Stepping into a new role can be difficult at the best of the times. For Natalie Bennett, replacing the highly respected Caroline Lucas MP as Green Party Leader must have been a daunting prospect last September. For the party membership as a whole, the last year has involved an amount of adjustment to a new vision for the party. How exactly is the Green Party faring under new leadership?
In some important ways, there have been real successes. A significant portion of the media coverage that Caroline had nurtured during her time in post has been diversified to include Natalie, who has carefully chosen to develop a distinctive voice on issues that her predecessor spoke less frequently upon.After the expected media flurry that met her election, Natalie has become a regular contributor to a number of BBC politics television and radio shows, as well as writing regularly for the Guardian and Huffington Post. Even if the quantity of coverage has not discernably increased, we have consolidated our presence in political debates with two strong communicators. Overall, our external communication presence feels more professional and polished. Elsewhere, the Green Party has negotiated accreditation as a Living Wage Employer for our staff.
The spirit of decentralised democracy within the Green Party has also come under scrutiny in the last year, as the actions of local parties or regions begin to affect perceptions of the party on the national stage.
Continuing to operate in an invidious economic climate, there are semi-visible tensions flaring within the Brighton & Hove GP membership around the cuts their Green Group of councillors are forced to intact. This disquiet spreads amongst Greens nationally, most vocally from Green Left activists unhappy with the political calculations made by the first Green Council. Under the new leadership team, Green Left find themselves with a stronger voice on GPEx due to the election of Will Duckworth as Deputy Leader last year. Yet for all the jagged nerves, the actions of Brighton & Hove GP do not seem to figure highly in the reasons given for member resignations so far.
The inclusion of the Welsh Leader as a voting member on GPEx has also had a complicating effect, with a distinct impression that opposing priorities and strategic power bases are wrestling over the scant resources available to the Party Executive. Whilst I agree that putting the party on the political agenda in Wales is essential in broadening our reach, I can also see that with a target constituency or region strategy, other areas are more likely to reap results for us in the medium term. Managing the reasonable expectations of the Welsh Greens for increased support and weight within the party within the financial envelope we operate with will be a tough balancing act in the coming months as we move towards an election footing.
Over the coming weeks, I’ll be examining the records in office of some of the key players within the Green Party and launching a survey amongst readers to gauge your evaluations of their performances too.

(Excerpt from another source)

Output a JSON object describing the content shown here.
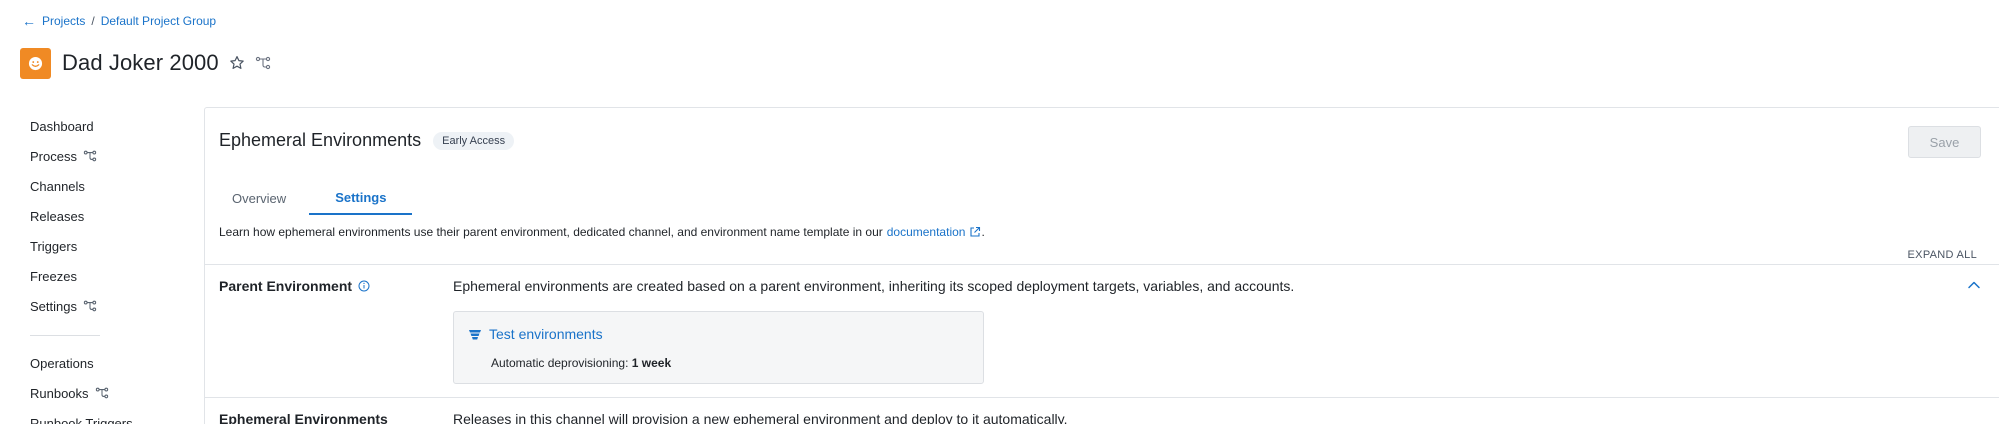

With the announcement last week of nominations for half of the Green Party Executive (GPEx) at this year’s autumn conference, I’ll also try to examine some of the issues they have been tackling and how successful their efforts have been.
Central to providing a useful analysis will be in hearing from politicians and activists within the Green Party for their views on our performance over the last year. If you have a view on the record of any of our elected politicians and officers, I’d really like to hear from you. Similarly, any positive views or concerns about the party as a whole are incredibly useful in helping me get a sense of the current party mood. Please contact me confidentially at email@example.com
Any feedback you provide will be treated as anonymous.